For my application, I filled all the required information and included a cover letter and resume (also required). In my one-page cover letter, I wrote about why I wanted to work at HarperCollins (as opposed to other publishers), the skills and experience that proved my capabilities for this role, and my dual love for design and books. Since I was applying for a design position, I also submitted my portfolio (PDF) and website. I would recommend sending a portfolio of your work whether that be writing samples or mock projects that proves your skills and strengths beyond what you say. As I mentioned earlier, I was in Packaging Design and therefore lacked publication work. To supplement my packaging projects, I joined Blush, a “student-run beauty and fashion publication” at school, where I was a layout designer. As a result, I had branding/packaging and publication work, thus I had a lot of projects that I could and pick and choose to include. Participating in the magazine allowed me the unique experience of collaborating with writers and working with an art director (who is an amazing designer and happens to be my BFF!)

I wasn’t betting on anything and to be honest I was afraid of the stress that the internship would bring. However, I received an email from HarperCollins asking me for a quick phone call. Holy crap! This was big! The fact that they even contacted me was a shock.

I remembered taking the call between the shelves in the library filled with nervousness. The recruiter explained to me that the position would be on the adult side with Harper Design. It was a short call about the responsibilities and tasks I would be taking on as an intern. After letting her know that I was still interested, we scheduled a meeting for my interview.

Research your interviewer and the company beforehand so you can go in with some knowledge. I looked at her Linkedin, social media, published work, etc. and found an old article that she wrote about on how to land a job at HarperCollins. I also researched any recent news I could find about the company and imprint. Having background information prepared me for the interview; for example, I could mention the article that she had written. However, I wouldn’t recommend speaking about information found exclusively the interviewer’s social media.

On the day of the interview, I saw Adam Silvera in the lobby which was a nice surprise!
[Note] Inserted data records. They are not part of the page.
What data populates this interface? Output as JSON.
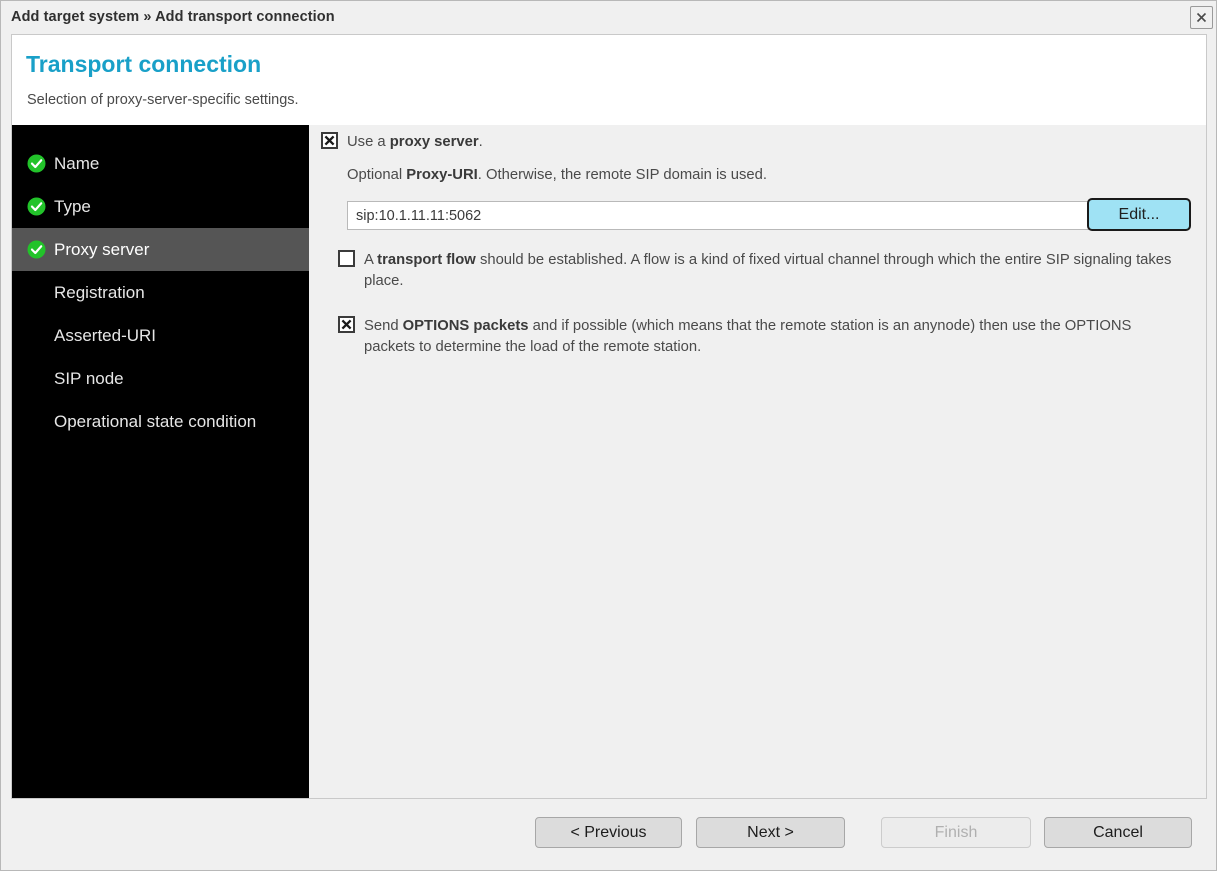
{
  "window": {
    "titlebar": "Add target system » Add transport connection",
    "close_icon": "close-icon"
  },
  "header": {
    "title": "Transport connection",
    "subtitle": "Selection of proxy-server-specific settings.",
    "title_color": "#19a0c8"
  },
  "sidebar": {
    "items": [
      {
        "label": "Name",
        "checked": true,
        "active": false
      },
      {
        "label": "Type",
        "checked": true,
        "active": false
      },
      {
        "label": "Proxy server",
        "checked": true,
        "active": true
      },
      {
        "label": "Registration",
        "checked": false,
        "active": false
      },
      {
        "label": "Asserted-URI",
        "checked": false,
        "active": false
      },
      {
        "label": "SIP node",
        "checked": false,
        "active": false
      },
      {
        "label": "Operational state condition",
        "checked": false,
        "active": false
      }
    ],
    "check_color": "#22c32a",
    "active_bg": "#555555"
  },
  "content": {
    "proxy_checkbox": {
      "checked": true,
      "text_before": "Use a ",
      "text_bold": "proxy server",
      "text_after": "."
    },
    "proxy_uri_hint": {
      "text_before": "Optional ",
      "text_bold": "Proxy-URI",
      "text_after": ". Otherwise, the remote SIP domain is used."
    },
    "proxy_uri_input": {
      "value": "sip:10.1.11.11:5062",
      "placeholder": ""
    },
    "edit_button": {
      "label": "Edit...",
      "color": "#9fe2f4"
    },
    "transport_flow_checkbox": {
      "checked": false,
      "text_before": "A ",
      "text_bold": "transport flow",
      "text_after": " should be established. A flow is a kind of fixed virtual channel through which the entire SIP signaling takes place."
    },
    "options_checkbox": {
      "checked": true,
      "text_before": "Send ",
      "text_bold": "OPTIONS packets",
      "text_after": " and if possible (which means that the remote station is an anynode) then use the OPTIONS packets to determine the load of the remote station."
    }
  },
  "footer": {
    "previous_label": "< Previous",
    "next_label": "Next >",
    "finish_label": "Finish",
    "finish_disabled": true,
    "cancel_label": "Cancel"
  }
}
When I met with the recruiter, we talked about why I wanted to work here and my experience thus far. An important thing to do at all interviews is to ask questions. What are my responsibilities? Who do I report to? What your favorite part about working here? Engaging with them demonstrates that you are serious about the position and it also helps to clarify any confusion you may have. I actually had a small hiccup in the interview, which I apologized and then took a second to recompose myself. A small mishap is okay — don’t rush, take your time to absorb as much information out of the interview and show them why you are the best person for this job.

Afterward, I met with a member of the Harper Design team. We had a brief conversation about my skills, where I was at currently in school, and I also presented my portfolio. Again, I asked questions such as about the size of the team and the workload. Lastly, I sent a thank you note to both thanking for their time, reiterating my appreciation, and a detail from the interview. A personal detail goes a long way in helping them remember who you are because they interview a lot of people.

...And a day later, I received an email asking for me to call them, so I knew this had to be good news! They called letting me know that I received the internship and I was stunned! I didn’t believe it, really. Immediately after, I messaged Alex letting her know who freaked out a lot more on my behalf.

The whole process took around a month from the initial contact to my starting day. In the next post, I’ll be discussing my experience during the internship. If you have any questions, let me know in the comments and I’ll round them up for a Q&A post at the end!




© The Book's Buzz . Design by MangoBlogs.